So, because I haven't had my car, and still don't have it - I'm picking her up tomorrow - I've had to drive one of the utes to get places. And, because it's so old and beaten up already, I had to use our old fencing ute - because apparently I'm rough on the gears and not to be trusted. I'm not saying I'm stupid, but there are some things in this world that I just can't easily comprehend and one of those things is driving manual vehicles - although I'm a heck of a lot better than when I first began. Basically it's the listening to the engine to know when to change gears, and accidentally missing gears, or worse, putting it into reverse while going up a hill that I have issues with. Yeah yeah, I know, ridiculous, right?! I'm just not practical that way, and hey I'm admitting to it.
But I am going to say that I really am getting my head around it, after this week. There hasn't been any stalling or bunny-hopping happening. Yes, I did flick it into reverse when going up a hill and around a corner when changing down into 4th (oops), panicked a bit, had my feet on both the accelerator AND the clutch (hehe) and sent Dad into a frenzy in the passenger seat with cars behind me. But that was the first time I'd driven a manual in well over a year.

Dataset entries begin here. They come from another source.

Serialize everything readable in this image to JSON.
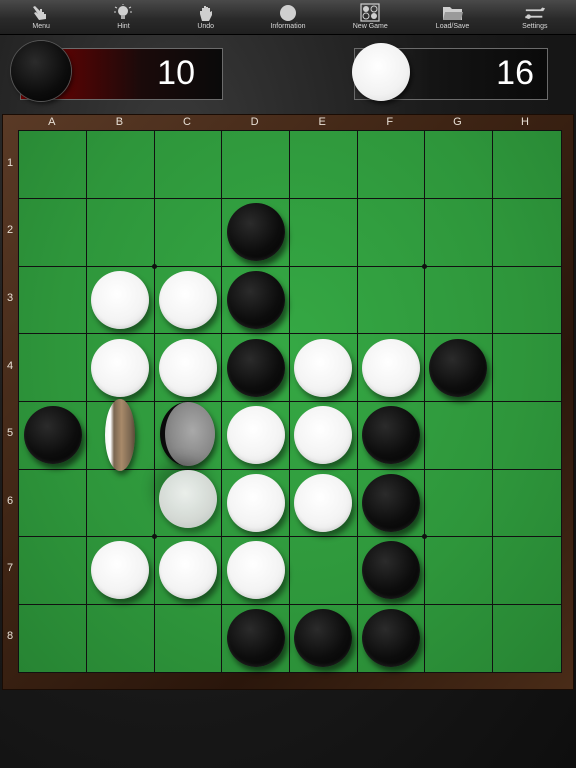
{
  "toolbar": {
    "items": [
      {
        "label": "Menu",
        "icon": "hand-pointing-icon"
      },
      {
        "label": "Hint",
        "icon": "lightbulb-icon"
      },
      {
        "label": "Undo",
        "icon": "hand-stop-icon"
      },
      {
        "label": "Information",
        "icon": "info-circle-icon"
      },
      {
        "label": "New Game",
        "icon": "new-game-grid-icon"
      },
      {
        "label": "Load/Save",
        "icon": "folder-icon"
      },
      {
        "label": "Settings",
        "icon": "wrench-icon"
      }
    ]
  },
  "scores": {
    "black": "10",
    "white": "16"
  },
  "board": {
    "columns": [
      "A",
      "B",
      "C",
      "D",
      "E",
      "F",
      "G",
      "H"
    ],
    "rows": [
      "1",
      "2",
      "3",
      "4",
      "5",
      "6",
      "7",
      "8"
    ],
    "colors": {
      "felt": "#2f9a3c",
      "frame": "#3e2414",
      "black_disc": "#0d0d0d",
      "white_disc": "#f4f4f4"
    },
    "discs": [
      {
        "cell": "D2",
        "color": "black"
      },
      {
        "cell": "B3",
        "color": "white"
      },
      {
        "cell": "C3",
        "color": "white"
      },
      {
        "cell": "D3",
        "color": "black"
      },
      {
        "cell": "B4",
        "color": "white"
      },
      {
        "cell": "C4",
        "color": "white"
      },
      {
        "cell": "D4",
        "color": "black"
      },
      {
        "cell": "E4",
        "color": "white"
      },
      {
        "cell": "F4",
        "color": "white"
      },
      {
        "cell": "G4",
        "color": "black"
      },
      {
        "cell": "A5",
        "color": "black"
      },
      {
        "cell": "B5",
        "color": "flipping"
      },
      {
        "cell": "C5",
        "color": "flipping"
      },
      {
        "cell": "D5",
        "color": "white"
      },
      {
        "cell": "E5",
        "color": "white"
      },
      {
        "cell": "F5",
        "color": "black"
      },
      {
        "cell": "C6",
        "color": "white-placed"
      },
      {
        "cell": "D6",
        "color": "white"
      },
      {
        "cell": "E6",
        "color": "white"
      },
      {
        "cell": "F6",
        "color": "black"
      },
      {
        "cell": "B7",
        "color": "white"
      },
      {
        "cell": "C7",
        "color": "white"
      },
      {
        "cell": "D7",
        "color": "white"
      },
      {
        "cell": "F7",
        "color": "black"
      },
      {
        "cell": "D8",
        "color": "black"
      },
      {
        "cell": "E8",
        "color": "black"
      },
      {
        "cell": "F8",
        "color": "black"
      }
    ]
  }
}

Changing up gear is fine, it's changing back down that scares me a bit lol!
Yesterday seeing as Mum's back still isn't quite right (it's getting better though) I had to drive. Basically this ute was needed for the fencing gear, Nick's ute was needed to pick up more posts and battens and Dad was needing to drive Kermit (the tractor) between jobs. So it's possible, if you were in the area, which I highly doubt, that you might've come across me cruising along behind a tractor going about 40Km/h, radio up loud and tapping my hand to the beat of the music on the steering wheel while holding it with a couple fingers. Yep, she's relaxed. What can you say, I've been driving nearly 5 years, the fact it was a manual means nothing at all for this girl :D (sighs with relief)
My (our) calfies seem to be going really well, we've got 76 in the sheds currently - not including however many came in this morning. So tomorrow I'd imagine that our first group of replacement heifers will either already be in the half round haybarn, for their transition to going outside, or will be heading out there that day. There's a lot of sorting out to do, as we've got about 20-25 bull calves in there and we're not sure whether the farmer is going to be clever and choose to raise them all until weaning (which will be a really smart move this year) or send them to the sales next week. And there are also a couple of Angus heifers in there too, as we all forgot that the bull jumped in a couple days before AI began last year (hehe). There are quite a few smaller jerseys that Mum wants to hold back for the second mob, as they won't be able to compete with their big Friesian sisters all that well.
As I said before, Mum's back is coming right, but it's still giving her grief. She's come down to the calves with me the last two mornings just to oversee what was going on (even though I've taken over chief calf rearer role!) and just to keep it somewhat moving. The idea though, is that she comes and watches - not do anything, or I'll make her walk home. Tough love in these parts! But I know exactly where my stubborn streak comes from mostly, because I've had to tell her off a few times today. Don't pick that up, don't do that. Stop helping me, you'll make it worse! Argh, she wants to help, but I wish she'd let herself get better properly first. Because honestly, if she doesn't get better I'll have to get one of the guys to help, and we all know that males have low tolerance/patience levels when it comes to calf rearing. (No offense intended to my readers!)
Not sure about feeding lambs, but calves, no leave that up to Mum and I, please.
Tomorrow night I'm catching up with Sam and Chantelle to watch a couple DVD's for what seems to be our monthly catch up. And currently I'm so jolly tired, for no reason whatsoever, all I'm really after is some chocolate :)